Items from an interface collection

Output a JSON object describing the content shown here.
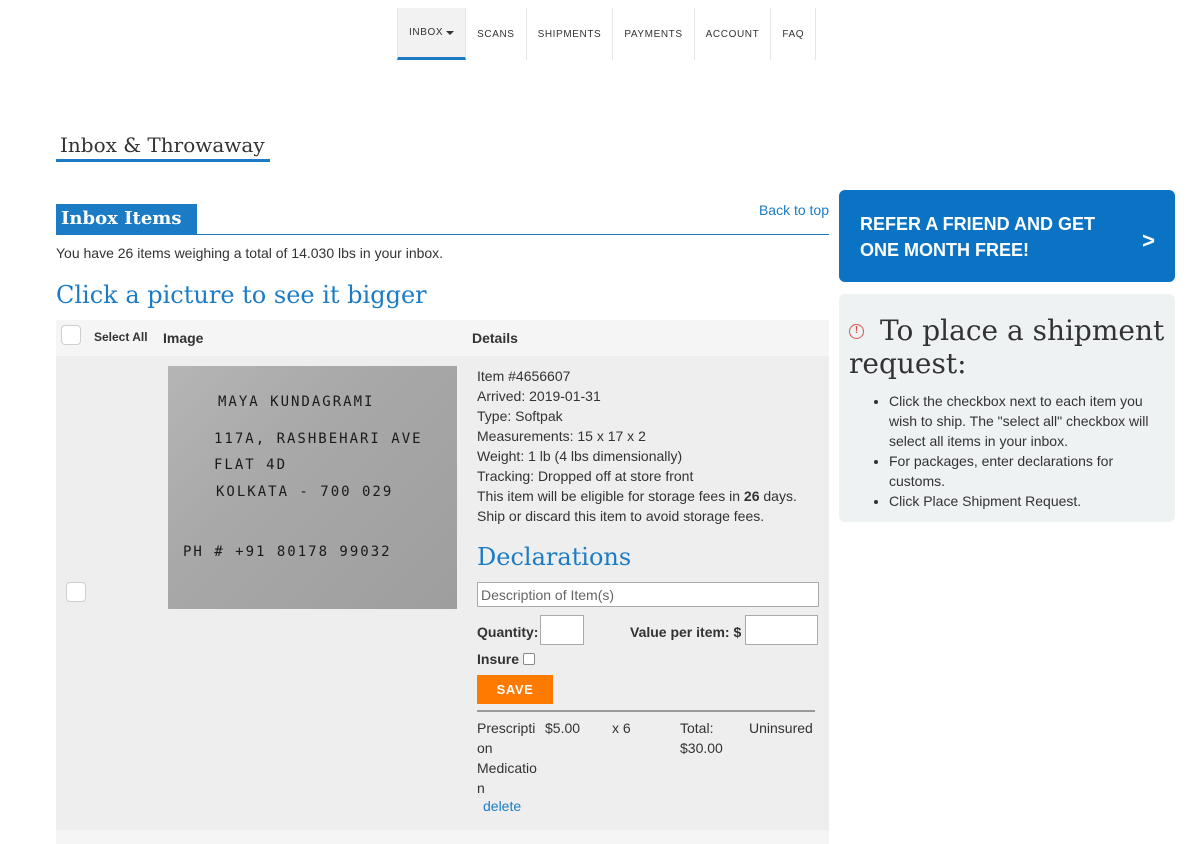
{
  "nav": {
    "items": [
      {
        "label": "INBOX"
      },
      {
        "label": "SCANS"
      },
      {
        "label": "SHIPMENTS"
      },
      {
        "label": "PAYMENTS"
      },
      {
        "label": "ACCOUNT"
      },
      {
        "label": "FAQ"
      }
    ]
  },
  "page_title": "Inbox & Throwaway",
  "inbox": {
    "title": "Inbox Items",
    "back_to_top": "Back to top",
    "summary": "You have 26 items weighing a total of 14.030 lbs in your inbox.",
    "click_prompt": "Click a picture to see it bigger",
    "headers": {
      "select_all": "Select All",
      "image": "Image",
      "details": "Details"
    }
  },
  "item": {
    "image_text": {
      "line1": "MAYA  KUNDAGRAMI",
      "line2": "117A, RASHBEHARI AVE",
      "line3": "FLAT 4D",
      "line4": "KOLKATA - 700 029",
      "line5": "PH # +91 80178 99032"
    },
    "number": "Item #4656607",
    "arrived": "Arrived: 2019-01-31",
    "type": "Type: Softpak",
    "measurements": "Measurements: 15 x 17 x 2",
    "weight": "Weight: 1 lb (4 lbs dimensionally)",
    "tracking": "Tracking: Dropped off at store front",
    "storage_prefix": "This item will be eligible for storage fees in ",
    "storage_days": "26",
    "storage_suffix": " days.",
    "storage_note": "Ship or discard this item to avoid storage fees."
  },
  "declarations": {
    "title": "Declarations",
    "description_placeholder": "Description of Item(s)",
    "quantity_label": "Quantity:",
    "value_label": "Value per item: $",
    "insure_label": "Insure",
    "save_label": "SAVE",
    "entry": {
      "name": "Prescripti\non\nMedicatio\nn",
      "price": "$5.00",
      "qty": "x 6",
      "total": "Total:\n$30.00",
      "insured": "Uninsured",
      "delete_label": "delete"
    }
  },
  "sidebar": {
    "refer_text": "REFER A FRIEND AND GET ONE MONTH FREE!",
    "refer_arrow": ">",
    "ship_title": "To place a shipment request:",
    "instructions": [
      "Click the checkbox next to each item you wish to ship. The \"select all\" checkbox will select all items in your inbox.",
      "For packages, enter declarations for customs.",
      "Click Place Shipment Request."
    ]
  }
}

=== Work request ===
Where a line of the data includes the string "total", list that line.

=== Reply to the exercise ===
    "summary": "You have 26 items weighing a total of 14.030 lbs in your inbox.",
      "total": "Total:\n$30.00",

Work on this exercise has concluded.